-------- RECORDS SUPPLIED --------

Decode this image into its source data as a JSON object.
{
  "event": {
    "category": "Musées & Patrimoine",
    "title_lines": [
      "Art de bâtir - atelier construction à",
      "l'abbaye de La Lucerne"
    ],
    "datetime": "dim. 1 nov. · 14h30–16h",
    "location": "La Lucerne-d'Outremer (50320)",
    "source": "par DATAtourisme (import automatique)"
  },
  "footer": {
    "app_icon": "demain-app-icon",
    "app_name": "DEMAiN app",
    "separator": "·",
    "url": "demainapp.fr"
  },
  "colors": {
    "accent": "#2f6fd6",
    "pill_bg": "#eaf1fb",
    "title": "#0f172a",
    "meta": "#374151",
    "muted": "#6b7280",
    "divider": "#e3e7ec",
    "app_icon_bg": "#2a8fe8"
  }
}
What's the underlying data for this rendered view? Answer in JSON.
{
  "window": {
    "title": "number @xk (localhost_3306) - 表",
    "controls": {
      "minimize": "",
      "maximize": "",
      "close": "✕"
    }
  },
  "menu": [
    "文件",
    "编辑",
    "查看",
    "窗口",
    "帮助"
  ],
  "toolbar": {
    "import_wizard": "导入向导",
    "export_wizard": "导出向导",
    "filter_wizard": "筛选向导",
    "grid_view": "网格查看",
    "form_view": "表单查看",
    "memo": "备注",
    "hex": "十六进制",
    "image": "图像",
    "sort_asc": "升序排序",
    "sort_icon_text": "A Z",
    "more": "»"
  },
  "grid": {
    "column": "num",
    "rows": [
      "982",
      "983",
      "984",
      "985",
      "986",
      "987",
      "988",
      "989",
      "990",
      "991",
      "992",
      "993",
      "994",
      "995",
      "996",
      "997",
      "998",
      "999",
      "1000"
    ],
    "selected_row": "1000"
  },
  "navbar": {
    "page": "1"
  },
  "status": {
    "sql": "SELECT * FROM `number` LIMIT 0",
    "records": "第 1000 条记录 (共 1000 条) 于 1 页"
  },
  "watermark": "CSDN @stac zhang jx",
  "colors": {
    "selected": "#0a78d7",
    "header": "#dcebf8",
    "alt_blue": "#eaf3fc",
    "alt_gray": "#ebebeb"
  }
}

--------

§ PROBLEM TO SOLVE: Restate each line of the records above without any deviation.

§ YOUR RESPONSE:
Decode this image into its source data as a JSON object.
{
  "event": {
    "category": "Musées & Patrimoine",
    "title_lines": [
      "Art de bâtir - atelier construction à",
      "l'abbaye de La Lucerne"
    ],
    "datetime": "dim. 1 nov. · 14h30–16h",
    "location": "La Lucerne-d'Outremer (50320)",
    "source": "par DATAtourisme (import automatique)"
  },
  "footer": {
    "app_icon": "demain-app-icon",
    "app_name": "DEMAiN app",
    "separator": "·",
    "url": "demainapp.fr"
  },
  "colors": {
    "accent": "#2f6fd6",
    "pill_bg": "#eaf1fb",
    "title": "#0f172a",
    "meta": "#374151",
    "muted": "#6b7280",
    "divider": "#e3e7ec",
    "app_icon_bg": "#2a8fe8"
  }
}
What's the underlying data for this rendered view? Answer in JSON.
{
  "window": {
    "title": "number @xk (localhost_3306) - 表",
    "controls": {
      "minimize": "",
      "maximize": "",
      "close": "✕"
    }
  },
  "menu": [
    "文件",
    "编辑",
    "查看",
    "窗口",
    "帮助"
  ],
  "toolbar": {
    "import_wizard": "导入向导",
    "export_wizard": "导出向导",
    "filter_wizard": "筛选向导",
    "grid_view": "网格查看",
    "form_view": "表单查看",
    "memo": "备注",
    "hex": "十六进制",
    "image": "图像",
    "sort_asc": "升序排序",
    "sort_icon_text": "A Z",
    "more": "»"
  },
  "grid": {
    "column": "num",
    "rows": [
      "982",
      "983",
      "984",
      "985",
      "986",
      "987",
      "988",
      "989",
      "990",
      "991",
      "992",
      "993",
      "994",
      "995",
      "996",
      "997",
      "998",
      "999",
      "1000"
    ],
    "selected_row": "1000"
  },
  "navbar": {
    "page": "1"
  },
  "status": {
    "sql": "SELECT * FROM `number` LIMIT 0",
    "records": "第 1000 条记录 (共 1000 条) 于 1 页"
  },
  "watermark": "CSDN @stac zhang jx",
  "colors": {
    "selected": "#0a78d7",
    "header": "#dcebf8",
    "alt_blue": "#eaf3fc",
    "alt_gray": "#ebebeb"
  }
}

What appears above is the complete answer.